▶ [Work to be completed] Go over the entries and report the lines where the word "Output" occurs.
---- Material provided
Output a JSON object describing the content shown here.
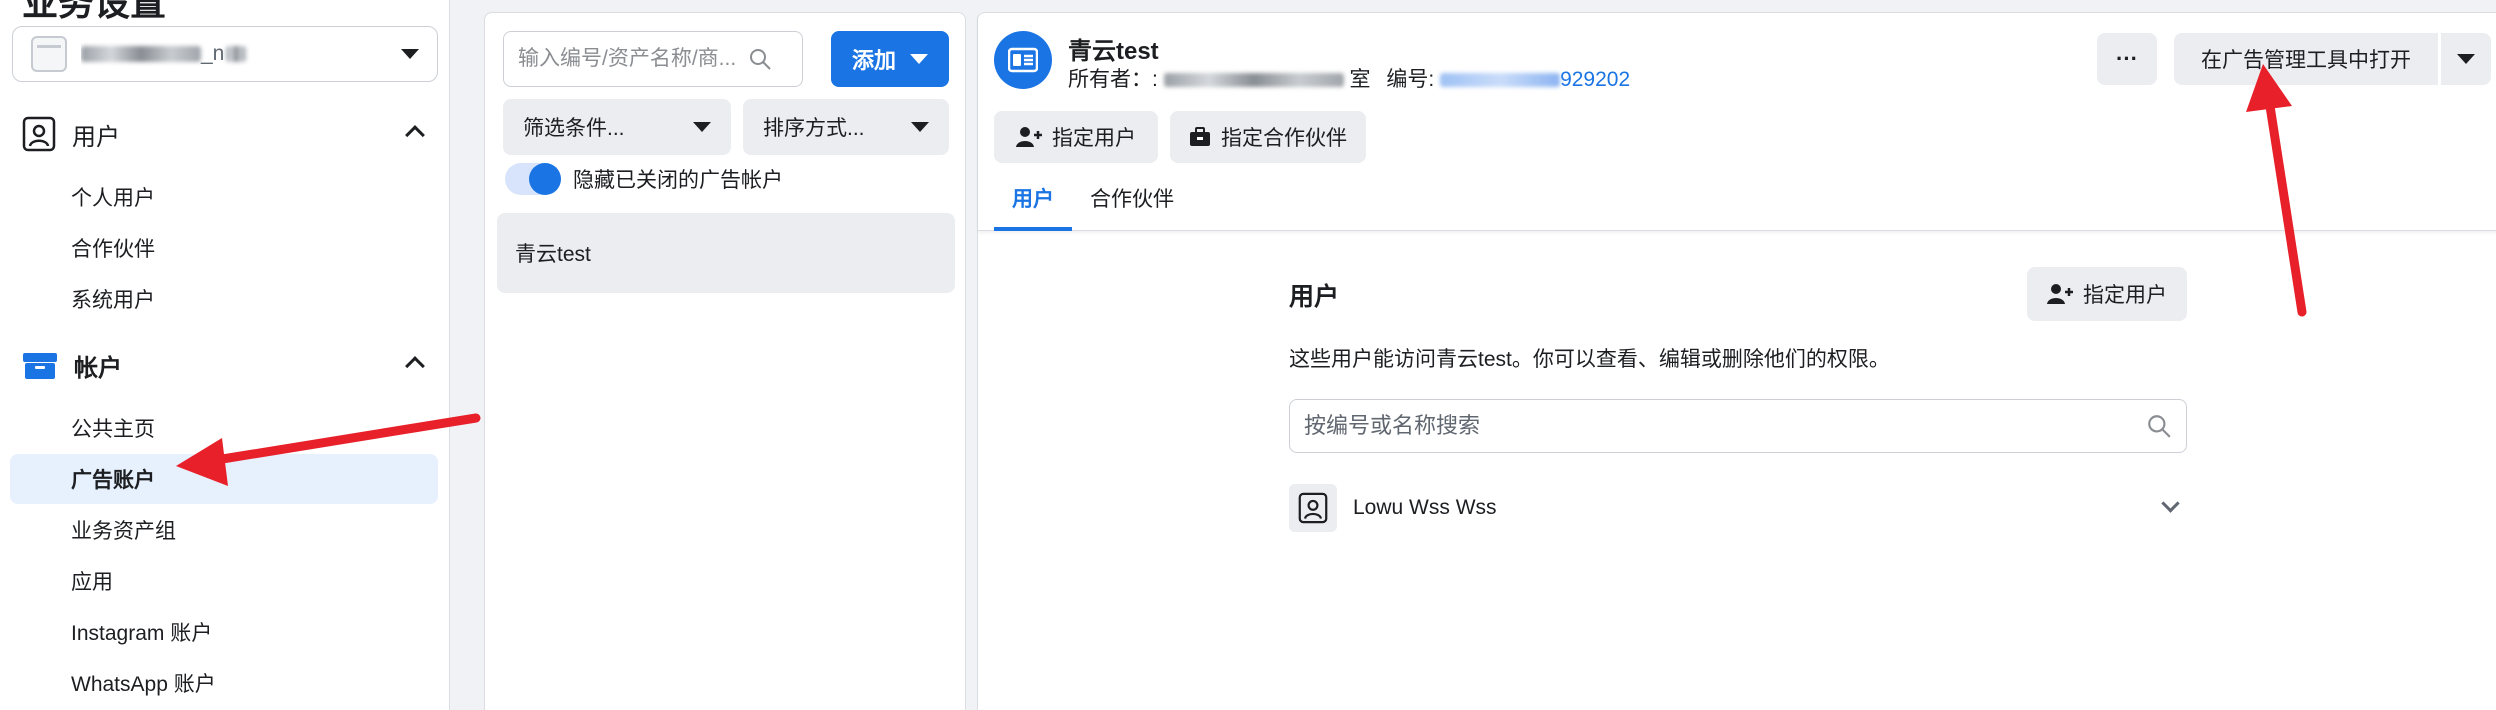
{
  "sidebar": {
    "title": "业务设置",
    "business_name": "_n",
    "sections": [
      {
        "label": "用户",
        "icon": "person-badge-icon",
        "items": [
          "个人用户",
          "合作伙伴",
          "系统用户"
        ]
      },
      {
        "label": "帐户",
        "icon": "briefcase-icon",
        "items": [
          "公共主页",
          "广告账户",
          "业务资产组",
          "应用",
          "Instagram 账户",
          "WhatsApp 账户"
        ]
      }
    ],
    "active_item": "广告账户"
  },
  "list": {
    "search_placeholder": "输入编号/资产名称/商...",
    "add_label": "添加",
    "filter_label": "筛选条件...",
    "sort_label": "排序方式...",
    "toggle_label": "隐藏已关闭的广告帐户",
    "toggle_on": true,
    "assets": [
      "青云test"
    ]
  },
  "detail": {
    "account_name": "青云test",
    "owner_label": "所有者：:",
    "owner_suffix": "室",
    "id_label": "编号:",
    "id_value": "929202",
    "more_label": "···",
    "open_label": "在广告管理工具中打开",
    "assign_user_label": "指定用户",
    "assign_partner_label": "指定合作伙伴",
    "tabs": [
      "用户",
      "合作伙伴"
    ],
    "active_tab": "用户",
    "users_title": "用户",
    "users_assign_label": "指定用户",
    "users_desc": "这些用户能访问青云test。你可以查看、编辑或删除他们的权限。",
    "users_search_placeholder": "按编号或名称搜索",
    "users": [
      {
        "name": "Lowu Wss Wss"
      }
    ]
  },
  "colors": {
    "accent": "#1b74e4",
    "annotation": "#e8202a",
    "active_bg": "#e7f0fd"
  }
}
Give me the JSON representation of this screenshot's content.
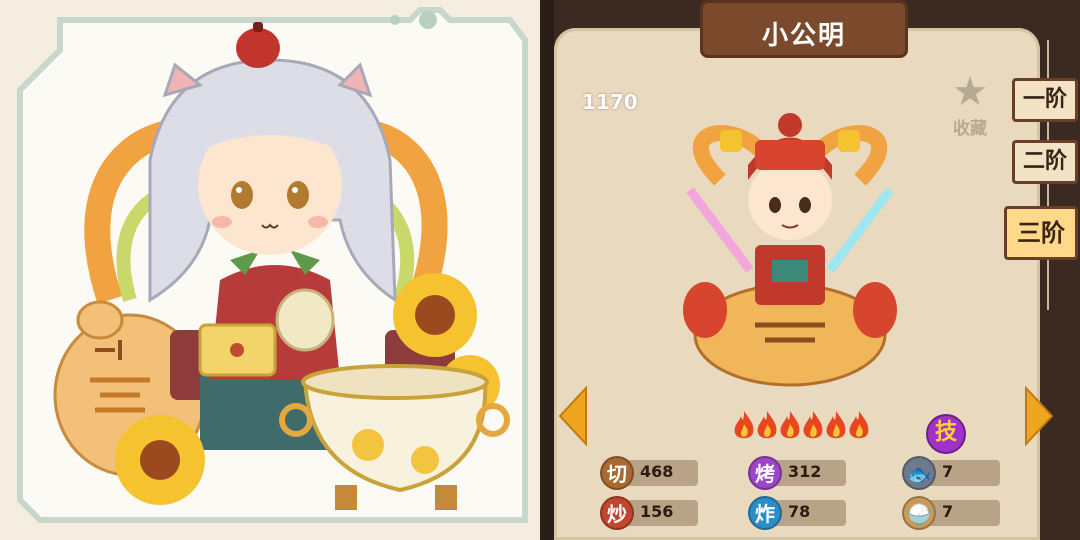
{
  "character": {
    "name": "小公明",
    "score": "1170"
  },
  "favorite": {
    "icon": "star-icon",
    "label": "收藏"
  },
  "tiers": [
    {
      "label": "一阶"
    },
    {
      "label": "二阶"
    },
    {
      "label": "三阶"
    }
  ],
  "selected_tier": "三阶",
  "rating": {
    "flames": 6,
    "max": 6
  },
  "skill": {
    "label": "技"
  },
  "stats": [
    {
      "icon": "切",
      "value": "468",
      "color": "#a9692f"
    },
    {
      "icon": "烤",
      "value": "312",
      "color": "#9b45c9"
    },
    {
      "icon": "fish-icon",
      "value": "7",
      "color": "#6d7a8c"
    },
    {
      "icon": "炒",
      "value": "156",
      "color": "#c2452d"
    },
    {
      "icon": "炸",
      "value": "78",
      "color": "#2c8ec9"
    },
    {
      "icon": "rice-bowl-icon",
      "value": "7",
      "color": "#c99b5a"
    }
  ],
  "colors": {
    "board": "#e9d9be",
    "plank": "#7b4a2c",
    "tier_active": "#ffd88a",
    "arrow": "#f0a51e",
    "flame": "#e8461e"
  }
}
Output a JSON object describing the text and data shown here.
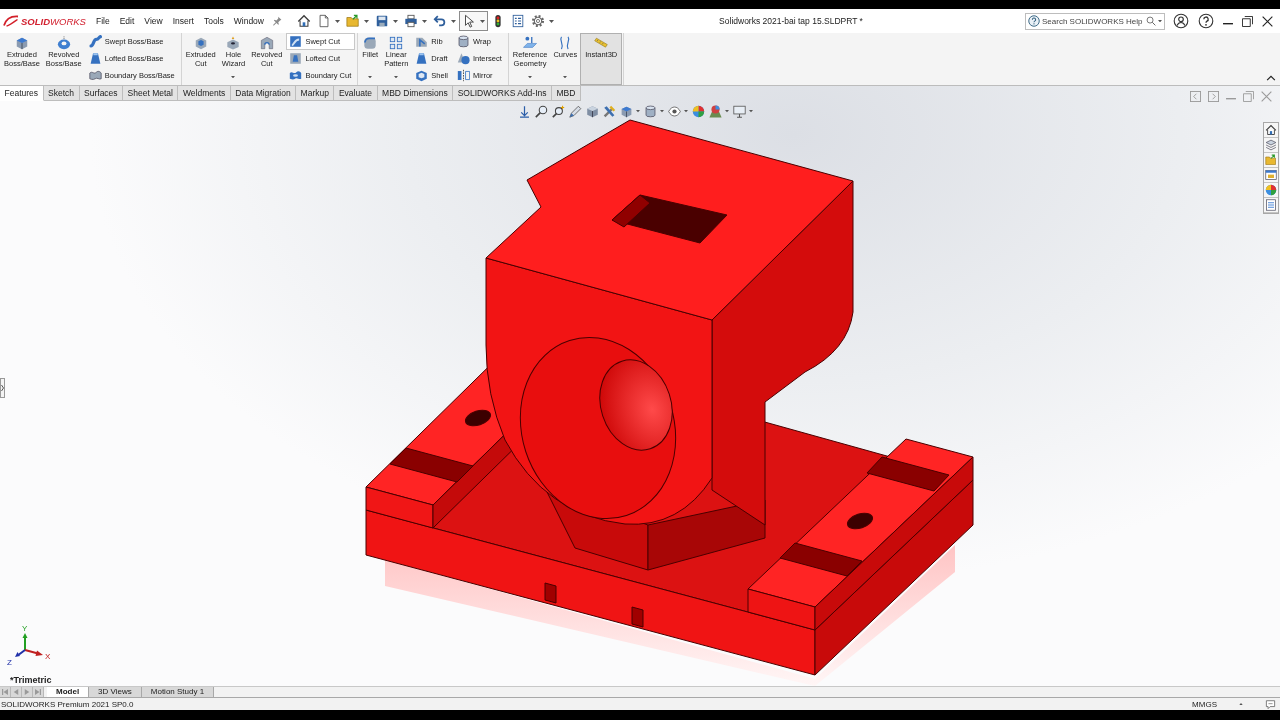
{
  "title_bar": {
    "logo": "**SOLID**WORKS",
    "menu": [
      "File",
      "Edit",
      "View",
      "Insert",
      "Tools",
      "Window"
    ],
    "quick_access": [
      {
        "dropdown": false,
        "selected": false
      },
      {
        "dropdown": true,
        "selected": false
      },
      {
        "dropdown": true,
        "selected": false
      },
      {
        "dropdown": true,
        "selected": false
      },
      {
        "dropdown": true,
        "selected": false
      },
      {
        "dropdown": true,
        "selected": false
      },
      {
        "dropdown": true,
        "selected": true
      },
      {
        "dropdown": false,
        "selected": false
      },
      {
        "dropdown": false,
        "selected": false
      },
      {
        "dropdown": true,
        "selected": false
      }
    ],
    "document_title": "Solidworks 2021-bai tap 15.SLDPRT *",
    "search": {
      "placeholder": "Search SOLIDWORKS Help"
    }
  },
  "ribbon": {
    "groups": [
      {
        "large": [
          {
            "label": "Extruded\nBoss/Base",
            "dropdown": false,
            "on": false
          },
          {
            "label": "Revolved\nBoss/Base",
            "dropdown": false,
            "on": false
          }
        ],
        "small_columns": [
          [
            {
              "label": "Swept Boss/Base",
              "highlighted": false
            },
            {
              "label": "Lofted Boss/Base",
              "highlighted": false
            },
            {
              "label": "Boundary Boss/Base",
              "highlighted": false
            }
          ]
        ]
      },
      {
        "large": [
          {
            "label": "Extruded\nCut",
            "dropdown": false,
            "on": false
          },
          {
            "label": "Hole\nWizard",
            "dropdown": true,
            "on": false
          },
          {
            "label": "Revolved\nCut",
            "dropdown": false,
            "on": false
          }
        ],
        "small_columns": [
          [
            {
              "label": "Swept Cut",
              "highlighted": true
            },
            {
              "label": "Lofted Cut",
              "highlighted": false
            },
            {
              "label": "Boundary Cut",
              "highlighted": false
            }
          ]
        ]
      },
      {
        "large": [
          {
            "label": "Fillet",
            "dropdown": true,
            "on": false
          },
          {
            "label": "Linear\nPattern",
            "dropdown": true,
            "on": false
          }
        ],
        "small_columns": [
          [
            {
              "label": "Rib",
              "highlighted": false
            },
            {
              "label": "Draft",
              "highlighted": false
            },
            {
              "label": "Shell",
              "highlighted": false
            }
          ],
          [
            {
              "label": "Wrap",
              "highlighted": false
            },
            {
              "label": "Intersect",
              "highlighted": false
            },
            {
              "label": "Mirror",
              "highlighted": false
            }
          ]
        ]
      },
      {
        "large": [
          {
            "label": "Reference\nGeometry",
            "dropdown": true,
            "on": false
          },
          {
            "label": "Curves",
            "dropdown": true,
            "on": false
          },
          {
            "label": "Instant3D",
            "dropdown": false,
            "on": true
          }
        ]
      }
    ]
  },
  "tabs": [
    {
      "label": "Features",
      "selected": true
    },
    {
      "label": "Sketch",
      "selected": false
    },
    {
      "label": "Surfaces",
      "selected": false
    },
    {
      "label": "Sheet Metal",
      "selected": false
    },
    {
      "label": "Weldments",
      "selected": false
    },
    {
      "label": "Data Migration",
      "selected": false
    },
    {
      "label": "Markup",
      "selected": false
    },
    {
      "label": "Evaluate",
      "selected": false
    },
    {
      "label": "MBD Dimensions",
      "selected": false
    },
    {
      "label": "SOLIDWORKS Add-Ins",
      "selected": false
    },
    {
      "label": "MBD",
      "selected": false
    }
  ],
  "viewport": {
    "view_name": "*Trimetric",
    "triad": {
      "x": "X",
      "y": "Y",
      "z": "Z"
    }
  },
  "bottom_tabs": [
    {
      "label": "Model",
      "selected": true
    },
    {
      "label": "3D Views",
      "selected": false
    },
    {
      "label": "Motion Study 1",
      "selected": false
    }
  ],
  "status_bar": {
    "product": "SOLIDWORKS Premium 2021 SP0.0",
    "units": "MMGS"
  }
}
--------
▶ [Answer box]
Output a JSON object describing the content shown here.
Output a JSON object describing the text and data shown here.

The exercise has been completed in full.